Jo-ann left her mark wherever she worked with her commitment to excellence, high energy and a willingness to work long hours. She had a way of not just raising standards but giving a soul to programs by showing genuine concern not only for the children but for parents and staff as well.
In her work and personal life, she remarked that her mission in life was feeding people. She was an excellent cook and enjoyed cooking. She was known to feed anybody who let her know they wanted a meal whether she invited you into her home or delivered it to your door. As a Head Start Director, she would put on an apron and cook for hundreds. In her personal life, she loved to give dinner parties and almost every week she prepared at least one meal for someone in her family, her friends or neighbors.

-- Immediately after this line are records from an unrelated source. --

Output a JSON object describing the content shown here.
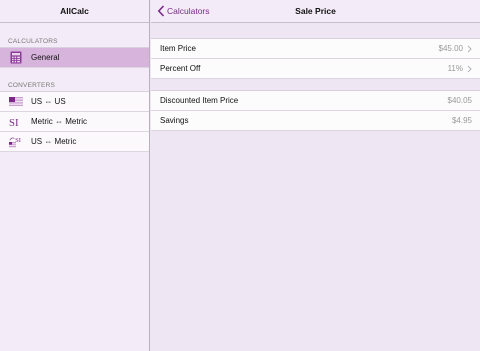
{
  "sidebar": {
    "title": "AllCalc",
    "sections": [
      {
        "header": "CALCULATORS",
        "items": [
          {
            "label": "General",
            "icon": "calculator-icon",
            "selected": true
          }
        ]
      },
      {
        "header": "CONVERTERS",
        "items": [
          {
            "label": "US ⇔ US",
            "icon": "us-flag-icon"
          },
          {
            "label": "Metric ⇔ Metric",
            "icon": "si-icon"
          },
          {
            "label": "US ⇔ Metric",
            "icon": "us-si-icon"
          }
        ]
      }
    ]
  },
  "main": {
    "back_label": "Calculators",
    "title": "Sale Price",
    "inputs": [
      {
        "label": "Item Price",
        "value": "$45.00"
      },
      {
        "label": "Percent Off",
        "value": "11%"
      }
    ],
    "results": [
      {
        "label": "Discounted Item Price",
        "value": "$40.05"
      },
      {
        "label": "Savings",
        "value": "$4.95"
      }
    ]
  },
  "colors": {
    "accent": "#7a2a86",
    "selected_bg": "#d7b4dc",
    "background": "#efe6f4"
  }
}
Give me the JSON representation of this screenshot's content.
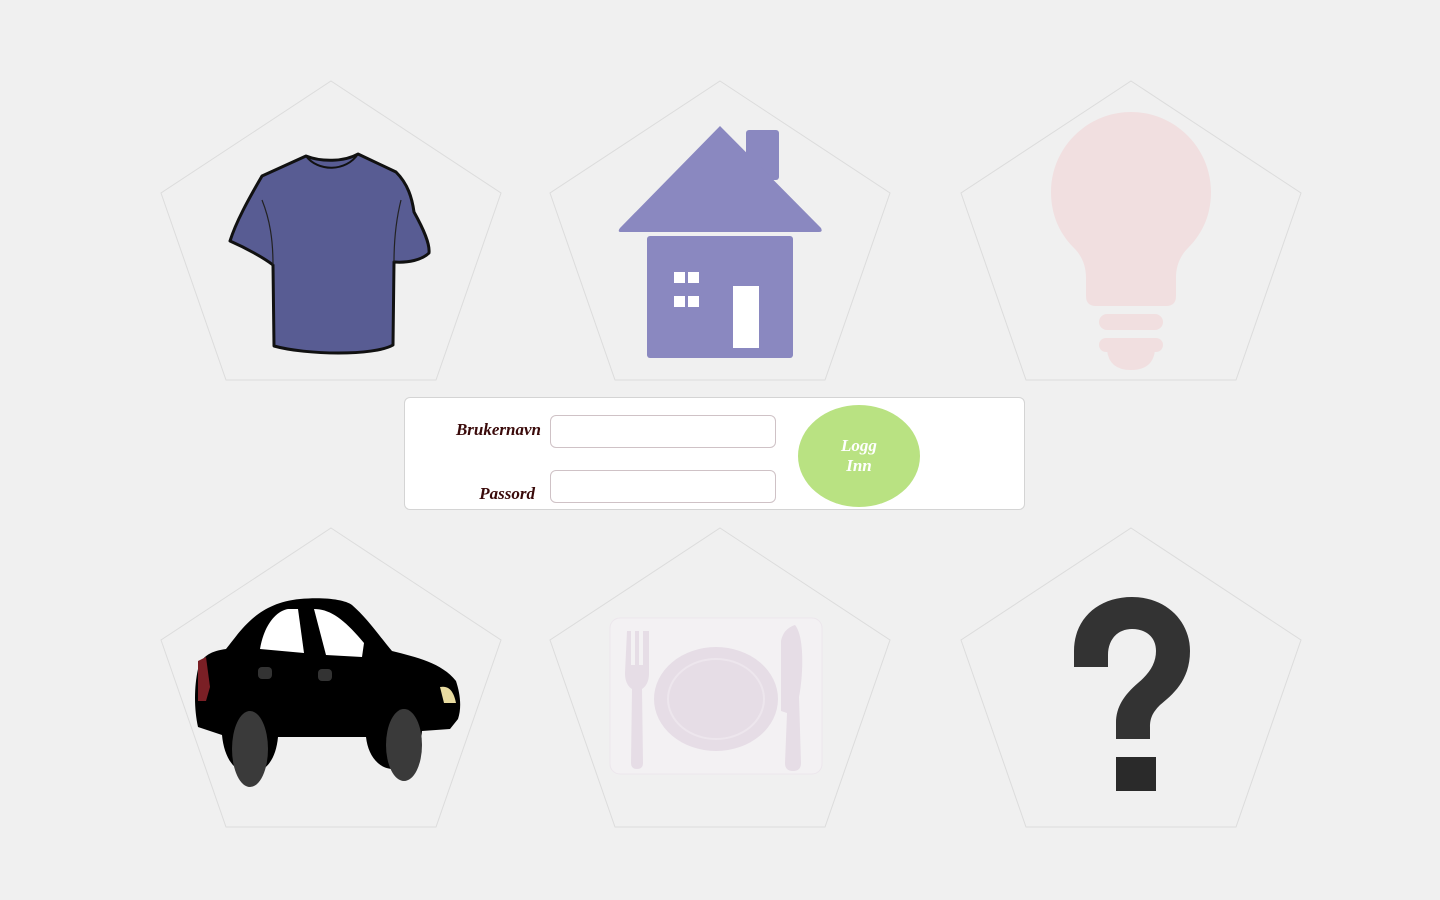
{
  "colors": {
    "background": "#f0f0f0",
    "pentagon_stroke": "#dcdcdc",
    "shirt": "#585c93",
    "house": "#8a88c0",
    "lightbulb": "#f1dfe0",
    "car": "#000000",
    "plate": "#e6dde6",
    "question": "#333333",
    "login_button": "#b9e282",
    "label_text": "#3a0a0a"
  },
  "tiles": [
    {
      "name": "shirt-tile",
      "icon": "t-shirt-icon"
    },
    {
      "name": "house-tile",
      "icon": "house-icon"
    },
    {
      "name": "lightbulb-tile",
      "icon": "lightbulb-icon"
    },
    {
      "name": "car-tile",
      "icon": "car-icon"
    },
    {
      "name": "dining-tile",
      "icon": "plate-cutlery-icon"
    },
    {
      "name": "question-tile",
      "icon": "question-mark-icon"
    }
  ],
  "login": {
    "username_label": "Brukernavn",
    "password_label": "Passord",
    "username_value": "",
    "password_value": "",
    "button_label": "Logg Inn"
  }
}
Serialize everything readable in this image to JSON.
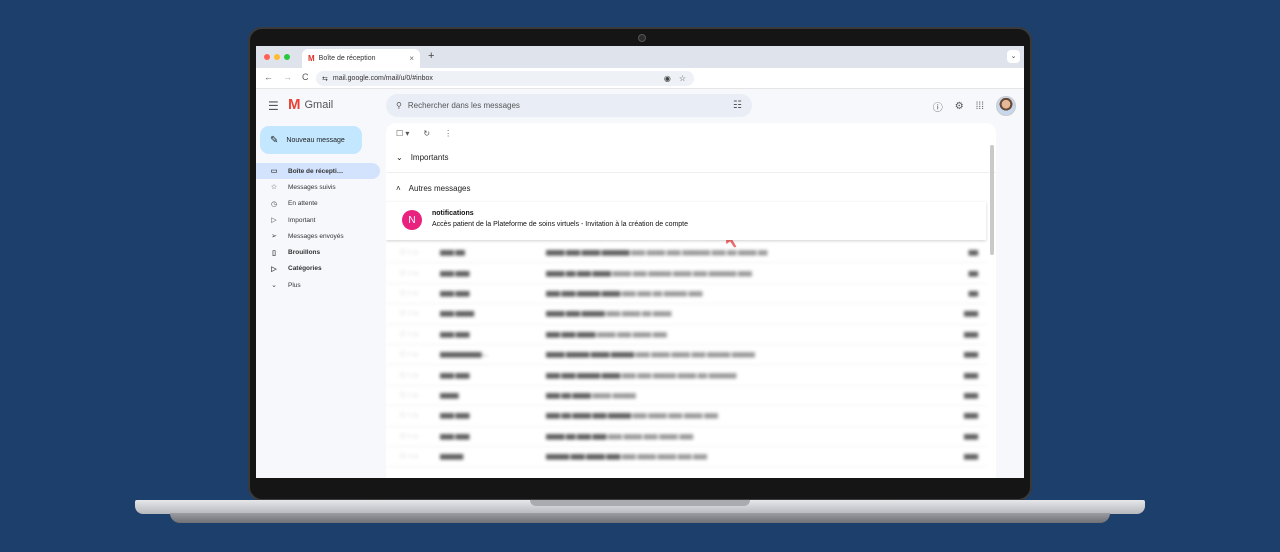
{
  "browser": {
    "tab_title": "Boîte de réception",
    "tab_logo": "M",
    "tab_close": "×",
    "new_tab": "+",
    "tab_menu": "⌄",
    "url": "mail.google.com/mail/u/0/#inbox",
    "nav": {
      "back": "←",
      "forward": "→",
      "reload": "C"
    },
    "omni_icons": {
      "eye": "◉",
      "star": "☆",
      "site": "⇆"
    }
  },
  "gmail": {
    "logo_letter": "M",
    "logo_text": "Gmail",
    "search_placeholder": "Rechercher dans les messages",
    "compose_label": "Nouveau message",
    "nav": [
      {
        "label": "Boîte de récepti…",
        "icon": "▭"
      },
      {
        "label": "Messages suivis",
        "icon": "☆"
      },
      {
        "label": "En attente",
        "icon": "◷"
      },
      {
        "label": "Important",
        "icon": "▷"
      },
      {
        "label": "Messages envoyés",
        "icon": "➢"
      },
      {
        "label": "Brouillons",
        "icon": "▯"
      },
      {
        "label": "Catégories",
        "icon": "▷"
      },
      {
        "label": "Plus",
        "icon": "⌄"
      }
    ],
    "sections": {
      "important": "Importants",
      "others": "Autres messages"
    },
    "highlighted_email": {
      "avatar_letter": "N",
      "sender": "notifications",
      "subject": "Accès patient de la Plateforme de soins virtuels - Invitation à la création de compte"
    }
  },
  "colors": {
    "background": "#1c3f6b",
    "avatar": "#e8227e",
    "compose": "#c2e7ff",
    "active_nav": "#d3e3fd",
    "cursor": "#f06b6b"
  }
}
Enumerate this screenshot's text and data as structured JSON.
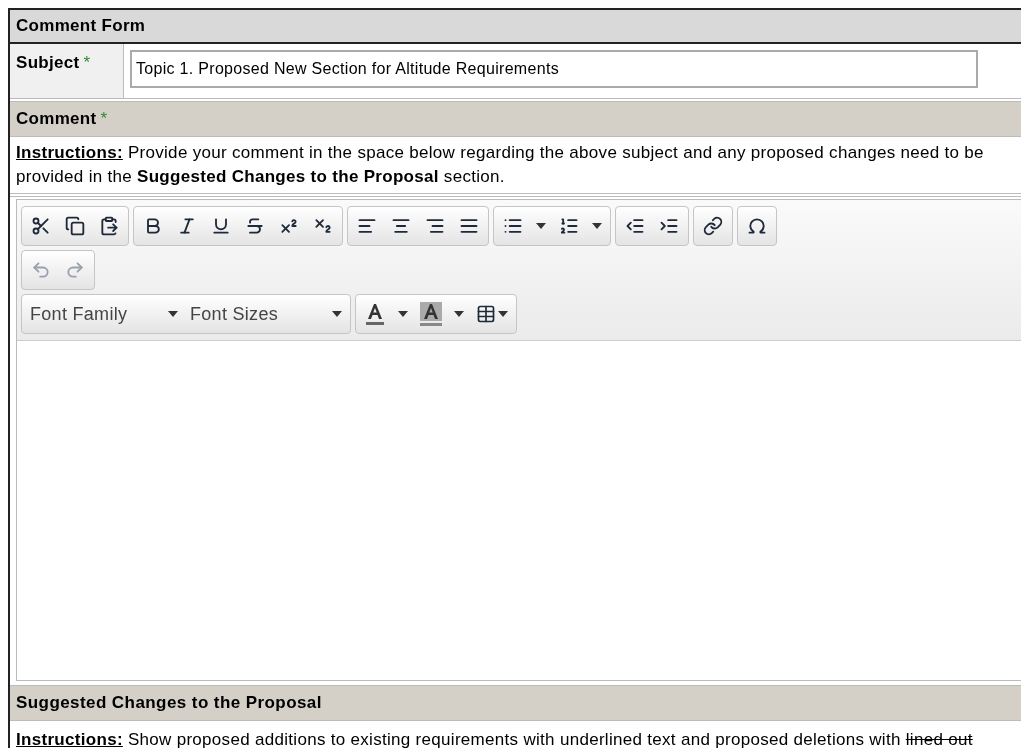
{
  "form": {
    "title": "Comment Form"
  },
  "subject": {
    "label": "Subject",
    "required_mark": "*",
    "value": "Topic 1. Proposed New Section for Altitude Requirements"
  },
  "comment": {
    "label": "Comment",
    "required_mark": "*",
    "instructions_label": "Instructions:",
    "instructions_text": "Provide your comment in the space below regarding the above subject and any proposed changes need to be provided in the **Suggested Changes to the Proposal** section.",
    "editor": {
      "font_family": "Font Family",
      "font_sizes": "Font Sizes"
    }
  },
  "suggested": {
    "title": "Suggested Changes to the Proposal",
    "instructions_label": "Instructions:",
    "instructions_text": "Show proposed additions to existing requirements with underlined text and proposed deletions with",
    "instructions_struck": "lined out"
  }
}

She loved quotations and poetry. She performed God’s Trombones in local churches throughout the city and county until her health prevented this activity. Her favorite quotation in her professional life was, “Do not go where the path may lead, go instead where there is no path and leave a trail”. There were many in her personal life that she would quote to fit many situations. Her favorite regarding being a parent was; “There are but two special gifts we can give our children, one is roots, the other is wings.” And whenever Selena had problems that she wanted to solve but felt it was to Selena’s Benefit to work out on her own, she would say “Being a parent is like walking around with your heart outside your body.” Regarding her health she would say, “I may give out, but I won’t give up.” And her favorite, “Don’t focus on how big the mountains are that you have climb, focus instead on how big your God is.”
Butch was a patient, protective, loving husband willingly committed to caring for her when she lost her mobility and became ill.
She leaves to cherish her memory; her husband, Wilbur L. Cooper; her daughter, Selena Joy Cooper; her sister, Joy Elliott Artis of Cedar Hill Texas; her mother in-law (deceased); Mildred Bass, a very very dear nephew, Lang Elliott; brother in-law, Gene Cooper, Leonard Cooper, Dennis Cooper (deceased) George Grandy, Keith Harris; sister in-law, Cheryl Harris, Andrea Williams, Deborah Cooper, Laurie; special friends, Pattie Hines, Barbara Smith, Anna Byrd Jones, Clacy Gilbert and a host of nieces, nephews, relatives and friends.